- Giles Fraser, The Guardian: The disestablishment of the church is now necessary and inevitable: “only 15% see themselves as being a part of the national church, the Church of England” – or as they say north of Carter Bar, the Church of Scotland.
- House of Lords Library Briefing: Lords Spiritual.
- Karlson Leung, Verfassungsblog: Reconciling Religion: Lessons Learned from the Triple Talaq Case for Comparative Constitutional Governance: managing constitutional governance in a situation with an increasing number of seemingly-irreconcilable religious and cultural tensions.
- National Archdeacons’ Forum: Archdeacons’ News, Bulletin No 27
- L Daniel Staetsky, Institute for Jewish Policy Research: Antisemitism in contemporary Great Britain: A study of attitudes towards Jews and Israel: suggests that there is very little antisemitism in GB, though criticism of the policies of the State of Israel is much more common.
- Church of England: Fortnight in Westminster, 4th – 15th September 2017. During this period, bishops spoke in debates on prison overcrowding, digital understanding, Brexit, and gambling. They supported bills on raising the age of criminal responsibility and on supporting the victims of modern slavery. Bishops also asked questions about housing, children’s hospices, the Rohingya people in Myanmar, the Banking Standards Commission and school admissions. The Second Church Estates Commissioner answered questions from MPs on cathedral and church entry charges and church lavatories, and spoke about Coventry’s bid to be 2021 City of Culture.
— Ian Black ☕️ (@canonianblack) September 11, 2017
Don’t know about it being a case for us – but we’d have thought that simply buying the paper deed couldn’t possibly mean that you would acquire the title to the grave as well, not least because ground consecrated to the use of the Church of England is inalienable in perpetuity unless subsequently deconsecrated – which, since it’s in a churchyard, it almost certainly won’t have been. Any burial law specialists out there with an expert opinion?
After the 1990s British comedy film Nuns on the Run (which included Robbie Coltrane’s memorable instructions on how to cross oneself), Hurricane Irma has now brought us a “chain-saw-wielding nun”. The Washington Post reports:
“Sister Margaret Ann principal of Archbishop Coleman F. Carroll High School in Miami, said the street from her convent to the campus was blocked Monday by downed trees, forcing drivers to steer onto the sidewalk, where they were sliding in mud and debris … she walked out to SW 104th Street wielding a roaring power tool — and praying for those who were affected by the storm”.
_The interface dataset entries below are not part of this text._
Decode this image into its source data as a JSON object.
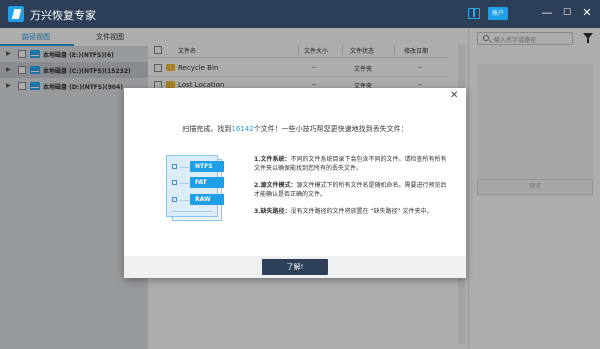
{
  "app": {
    "title": "万兴恢复专家",
    "account_label": "账户",
    "minimize_glyph": "—",
    "maximize_glyph": "☐",
    "close_glyph": "✕"
  },
  "left_panel": {
    "tabs": [
      {
        "label": "路径视图",
        "active": true
      },
      {
        "label": "文件视图",
        "active": false
      }
    ],
    "drives": [
      {
        "label": "本地磁盘 (E:)(NTFS)(6)",
        "selected": false
      },
      {
        "label": "本地磁盘 (C:)(NTFS)(15232)",
        "selected": true
      },
      {
        "label": "本地磁盘 (D:)(NTFS)(904)",
        "selected": false
      }
    ]
  },
  "file_table": {
    "columns": [
      "文件名",
      "文件大小",
      "文件状态",
      "修改日期"
    ],
    "rows": [
      {
        "name": "Recycle Bin",
        "size": "--",
        "status": "文件夹",
        "date": "--"
      },
      {
        "name": "Lost Location",
        "size": "--",
        "status": "文件夹",
        "date": "--"
      }
    ]
  },
  "right_panel": {
    "search_placeholder": "输入名字或路径",
    "preview_label": "预览"
  },
  "dialog": {
    "heading_prefix": "扫描完成。找到",
    "file_count": "16142",
    "heading_suffix": "个文件！一些小技巧帮您更快速地找到丢失文件：",
    "illustration_tags": [
      "NTFS",
      "FAT",
      "RAW"
    ],
    "tips": [
      {
        "title": "1.文件系统：",
        "text": "不同的文件系统目录下会包含不同的文件。请检查所有所有文件夹以确保能找到您所有的丢失文件。"
      },
      {
        "title": "2.源文件模式：",
        "text": "源文件模式下的所有文件名是随机命名。需要进行预览后才能确认是否正确的文件。"
      },
      {
        "title": "3.缺失路径：",
        "text": "没有文件路径的文件将放置在 “缺失路径” 文件夹中。"
      }
    ],
    "ok_label": "了解!",
    "accent_color": "#1e9fe8",
    "button_color": "#2c3e58"
  }
}
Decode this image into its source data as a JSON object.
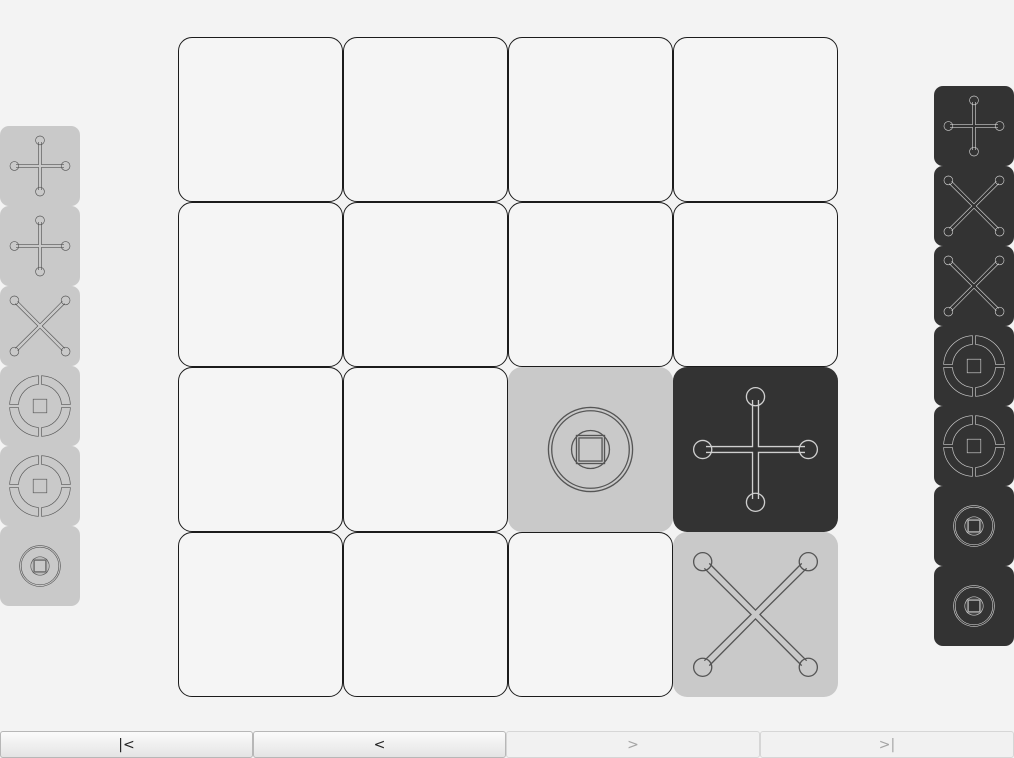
{
  "colors": {
    "background": "#f3f3f3",
    "empty_cell": "#f5f5f5",
    "light_piece": "#c9c9c9",
    "dark_piece": "#333333",
    "light_stroke": "#555555",
    "dark_stroke": "#cfcfcf"
  },
  "board": {
    "rows": 4,
    "cols": 4,
    "placed": [
      {
        "row": 2,
        "col": 2,
        "shape": "ring-square",
        "color": "light"
      },
      {
        "row": 2,
        "col": 3,
        "shape": "plus",
        "color": "dark"
      },
      {
        "row": 3,
        "col": 3,
        "shape": "cross",
        "color": "light"
      }
    ]
  },
  "left_tray": {
    "color": "light",
    "pieces": [
      {
        "shape": "plus"
      },
      {
        "shape": "plus"
      },
      {
        "shape": "cross"
      },
      {
        "shape": "gapped-ring-square"
      },
      {
        "shape": "gapped-ring-square"
      },
      {
        "shape": "ring-square"
      }
    ]
  },
  "right_tray": {
    "color": "dark",
    "pieces": [
      {
        "shape": "plus"
      },
      {
        "shape": "cross"
      },
      {
        "shape": "cross"
      },
      {
        "shape": "gapped-ring-square"
      },
      {
        "shape": "gapped-ring-square"
      },
      {
        "shape": "ring-square"
      },
      {
        "shape": "ring-square"
      }
    ]
  },
  "nav": {
    "first_label": "|<",
    "prev_label": "<",
    "next_label": ">",
    "last_label": ">|",
    "next_enabled": false,
    "last_enabled": false
  }
}
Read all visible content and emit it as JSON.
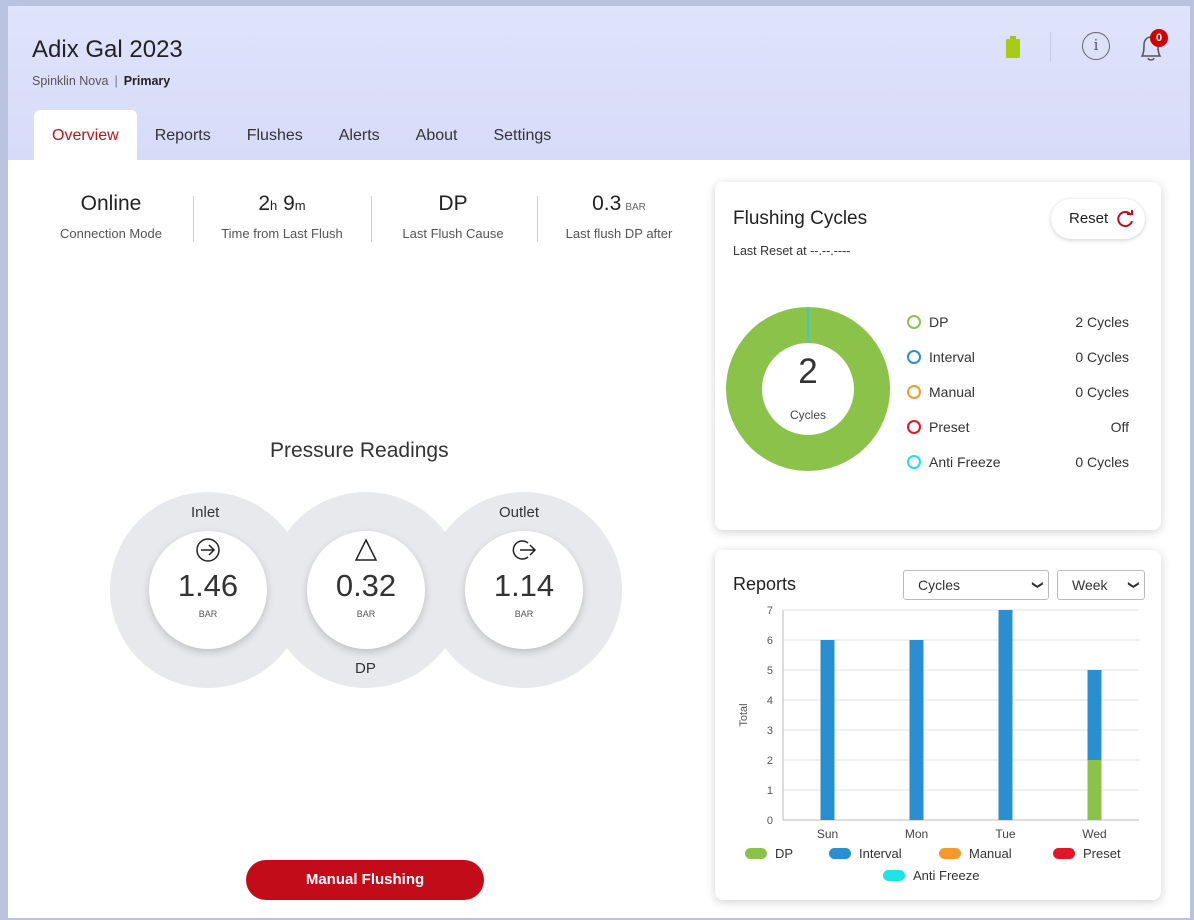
{
  "header": {
    "title": "Adix Gal 2023",
    "subtitle_device": "Spinklin Nova",
    "subtitle_sep": "|",
    "subtitle_role": "Primary",
    "info_glyph": "i",
    "notification_count": "0"
  },
  "tabs": [
    {
      "label": "Overview",
      "active": true
    },
    {
      "label": "Reports"
    },
    {
      "label": "Flushes"
    },
    {
      "label": "Alerts"
    },
    {
      "label": "About"
    },
    {
      "label": "Settings"
    }
  ],
  "stats": {
    "connection": {
      "value": "Online",
      "label": "Connection Mode"
    },
    "last_flush_time": {
      "hours": "2",
      "h_unit": "h",
      "minutes": "9",
      "m_unit": "m",
      "label": "Time from Last Flush"
    },
    "last_flush_cause": {
      "value": "DP",
      "label": "Last Flush Cause"
    },
    "last_flush_dp": {
      "value": "0.3",
      "unit": "BAR",
      "label": "Last flush DP after"
    }
  },
  "pressure": {
    "title": "Pressure Readings",
    "inlet": {
      "label": "Inlet",
      "value": "1.46",
      "unit": "BAR",
      "icon": "arrow-in-circle-icon"
    },
    "dp": {
      "label": "DP",
      "value": "0.32",
      "unit": "BAR",
      "icon": "delta-triangle-icon"
    },
    "outlet": {
      "label": "Outlet",
      "value": "1.14",
      "unit": "BAR",
      "icon": "arrow-out-circle-icon"
    }
  },
  "manual_flush_label": "Manual Flushing",
  "flushing_cycles": {
    "title": "Flushing Cycles",
    "last_reset": "Last Reset at --.--.----",
    "reset_label": "Reset",
    "total": "2",
    "total_label": "Cycles",
    "legend": [
      {
        "name": "DP",
        "value": "2 Cycles",
        "color": "#8bc34a"
      },
      {
        "name": "Interval",
        "value": "0 Cycles",
        "color": "#2a8fd0"
      },
      {
        "name": "Manual",
        "value": "0 Cycles",
        "color": "#f39a2b"
      },
      {
        "name": "Preset",
        "value": "Off",
        "color": "#e0162b"
      },
      {
        "name": "Anti Freeze",
        "value": "0 Cycles",
        "color": "#1de2e8"
      }
    ]
  },
  "reports": {
    "title": "Reports",
    "metric_select": "Cycles",
    "period_select": "Week"
  },
  "chart_data": {
    "type": "bar",
    "stacked": true,
    "categories": [
      "Sun",
      "Mon",
      "Tue",
      "Wed"
    ],
    "series": [
      {
        "name": "DP",
        "color": "#8bc34a",
        "values": [
          0,
          0,
          0,
          2
        ]
      },
      {
        "name": "Interval",
        "color": "#2a8fd0",
        "values": [
          6,
          6,
          7,
          3
        ]
      },
      {
        "name": "Manual",
        "color": "#f39a2b",
        "values": [
          0,
          0,
          0,
          0
        ]
      },
      {
        "name": "Preset",
        "color": "#e0162b",
        "values": [
          0,
          0,
          0,
          0
        ]
      },
      {
        "name": "Anti Freeze",
        "color": "#1de2e8",
        "values": [
          0,
          0,
          0,
          0
        ]
      }
    ],
    "ylabel": "Total",
    "ylim": [
      0,
      7
    ],
    "yticks": [
      "0",
      "1",
      "2",
      "3",
      "4",
      "5",
      "6",
      "7"
    ],
    "grid": true,
    "legend_position": "bottom"
  }
}
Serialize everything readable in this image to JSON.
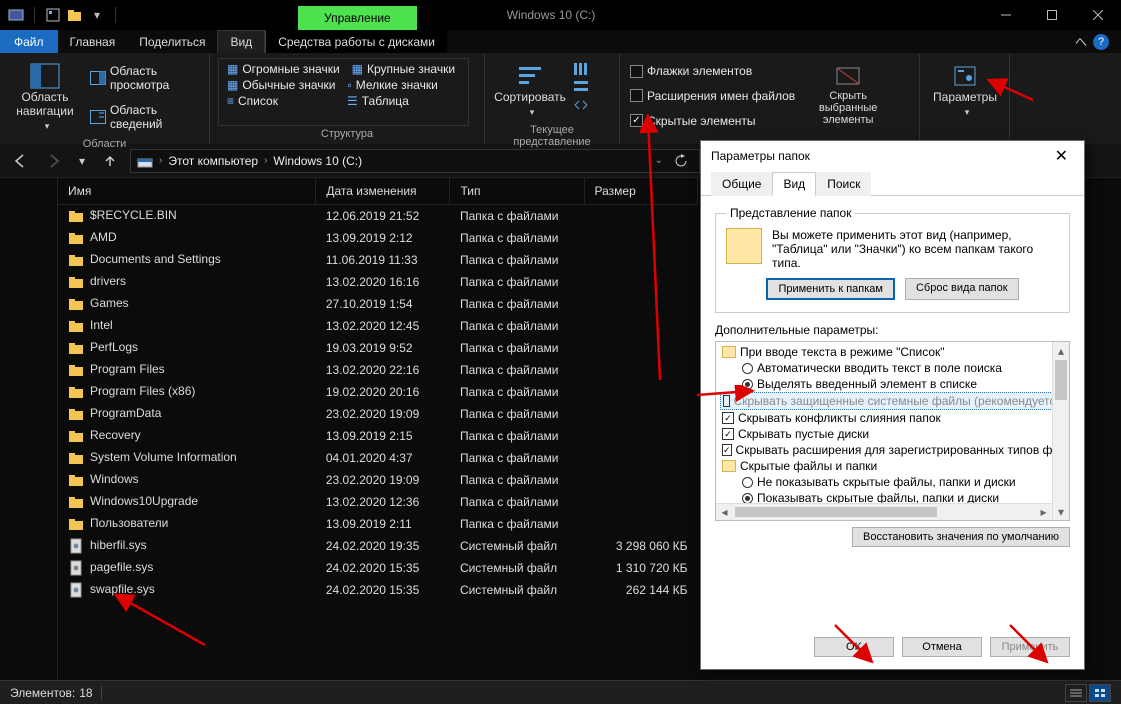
{
  "window": {
    "title": "Windows 10 (C:)",
    "context_tab": "Управление",
    "context_label": "Средства работы с дисками"
  },
  "tabs": {
    "file": "Файл",
    "home": "Главная",
    "share": "Поделиться",
    "view": "Вид"
  },
  "ribbon": {
    "panes": {
      "nav_pane": "Область навигации",
      "preview": "Область просмотра",
      "details": "Область сведений",
      "caption": "Области"
    },
    "layout": {
      "extra_large": "Огромные значки",
      "large": "Крупные значки",
      "medium": "Обычные значки",
      "small": "Мелкие значки",
      "list": "Список",
      "details": "Таблица",
      "caption": "Структура"
    },
    "current_view": {
      "sort": "Сортировать",
      "caption": "Текущее представление"
    },
    "show_hide": {
      "checkboxes": "Флажки элементов",
      "extensions": "Расширения имен файлов",
      "hidden": "Скрытые элементы",
      "hide_selected": "Скрыть выбранные элементы"
    },
    "options": "Параметры"
  },
  "breadcrumbs": [
    "Этот компьютер",
    "Windows 10 (C:)"
  ],
  "columns": {
    "name": "Имя",
    "date": "Дата изменения",
    "type": "Тип",
    "size": "Размер"
  },
  "type_labels": {
    "folder": "Папка с файлами",
    "sysfile": "Системный файл"
  },
  "files": [
    {
      "name": "$RECYCLE.BIN",
      "date": "12.06.2019 21:52",
      "type": "folder",
      "size": ""
    },
    {
      "name": "AMD",
      "date": "13.09.2019 2:12",
      "type": "folder",
      "size": ""
    },
    {
      "name": "Documents and Settings",
      "date": "11.06.2019 11:33",
      "type": "folder",
      "size": ""
    },
    {
      "name": "drivers",
      "date": "13.02.2020 16:16",
      "type": "folder",
      "size": ""
    },
    {
      "name": "Games",
      "date": "27.10.2019 1:54",
      "type": "folder",
      "size": ""
    },
    {
      "name": "Intel",
      "date": "13.02.2020 12:45",
      "type": "folder",
      "size": ""
    },
    {
      "name": "PerfLogs",
      "date": "19.03.2019 9:52",
      "type": "folder",
      "size": ""
    },
    {
      "name": "Program Files",
      "date": "13.02.2020 22:16",
      "type": "folder",
      "size": ""
    },
    {
      "name": "Program Files (x86)",
      "date": "19.02.2020 20:16",
      "type": "folder",
      "size": ""
    },
    {
      "name": "ProgramData",
      "date": "23.02.2020 19:09",
      "type": "folder",
      "size": ""
    },
    {
      "name": "Recovery",
      "date": "13.09.2019 2:15",
      "type": "folder",
      "size": ""
    },
    {
      "name": "System Volume Information",
      "date": "04.01.2020 4:37",
      "type": "folder",
      "size": ""
    },
    {
      "name": "Windows",
      "date": "23.02.2020 19:09",
      "type": "folder",
      "size": ""
    },
    {
      "name": "Windows10Upgrade",
      "date": "13.02.2020 12:36",
      "type": "folder",
      "size": ""
    },
    {
      "name": "Пользователи",
      "date": "13.09.2019 2:11",
      "type": "folder",
      "size": ""
    },
    {
      "name": "hiberfil.sys",
      "date": "24.02.2020 19:35",
      "type": "sysfile",
      "size": "3 298 060 КБ"
    },
    {
      "name": "pagefile.sys",
      "date": "24.02.2020 15:35",
      "type": "sysfile",
      "size": "1 310 720 КБ"
    },
    {
      "name": "swapfile.sys",
      "date": "24.02.2020 15:35",
      "type": "sysfile",
      "size": "262 144 КБ"
    }
  ],
  "statusbar": {
    "label": "Элементов:",
    "count": "18"
  },
  "dialog": {
    "title": "Параметры папок",
    "tabs": {
      "general": "Общие",
      "view": "Вид",
      "search": "Поиск"
    },
    "folder_views": {
      "legend": "Представление папок",
      "desc": "Вы можете применить этот вид (например, \"Таблица\" или \"Значки\") ко всем папкам такого типа.",
      "apply": "Применить к папкам",
      "reset": "Сброс вида папок"
    },
    "advanced_label": "Дополнительные параметры:",
    "tree": {
      "g1": "При вводе текста в режиме \"Список\"",
      "g1_o1": "Автоматически вводить текст в поле поиска",
      "g1_o2": "Выделять введенный элемент в списке",
      "c1": "Скрывать защищенные системные файлы (рекомендуется)",
      "c2": "Скрывать конфликты слияния папок",
      "c3": "Скрывать пустые диски",
      "c4": "Скрывать расширения для зарегистрированных типов файлов",
      "g2": "Скрытые файлы и папки",
      "g2_o1": "Не показывать скрытые файлы, папки и диски",
      "g2_o2": "Показывать скрытые файлы, папки и диски"
    },
    "restore": "Восстановить значения по умолчанию",
    "ok": "OK",
    "cancel": "Отмена",
    "apply": "Применить"
  }
}
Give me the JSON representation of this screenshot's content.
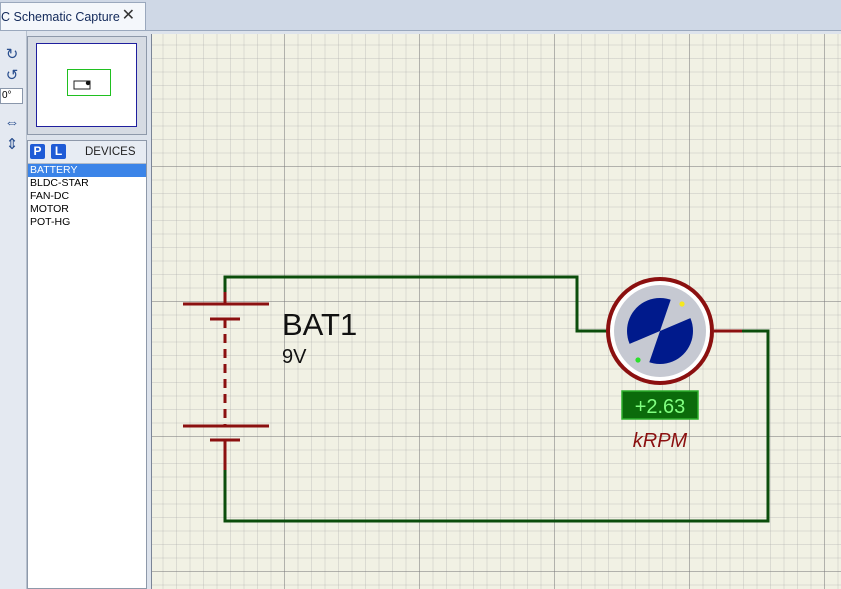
{
  "tab": {
    "title": "C Schematic Capture",
    "close_label": "✕"
  },
  "toolstrip": {
    "angle_value": "0°"
  },
  "devices": {
    "p_label": "P",
    "l_label": "L",
    "title": "DEVICES",
    "items": [
      "BATTERY",
      "BLDC-STAR",
      "FAN-DC",
      "MOTOR",
      "POT-HG"
    ],
    "selected": "BATTERY"
  },
  "schematic": {
    "battery_ref": "BAT1",
    "battery_value": "9V",
    "motor_readout": "+2.63",
    "motor_unit": "kRPM"
  },
  "colors": {
    "wire": "#0b4d0b",
    "component": "#8b1010",
    "motor_body": "#001a8c",
    "readout_bg": "#0b6b0b",
    "readout_text": "#80ff80",
    "selection": "#3b84e8"
  }
}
The Miami-Dade police video shows Sister Margaret Ann in action – but others who might wish to replicate her commendable public spirit should note that a Carmelite habit is not the ideal Personal Protective Equipment (PPE), particularly in a high wind.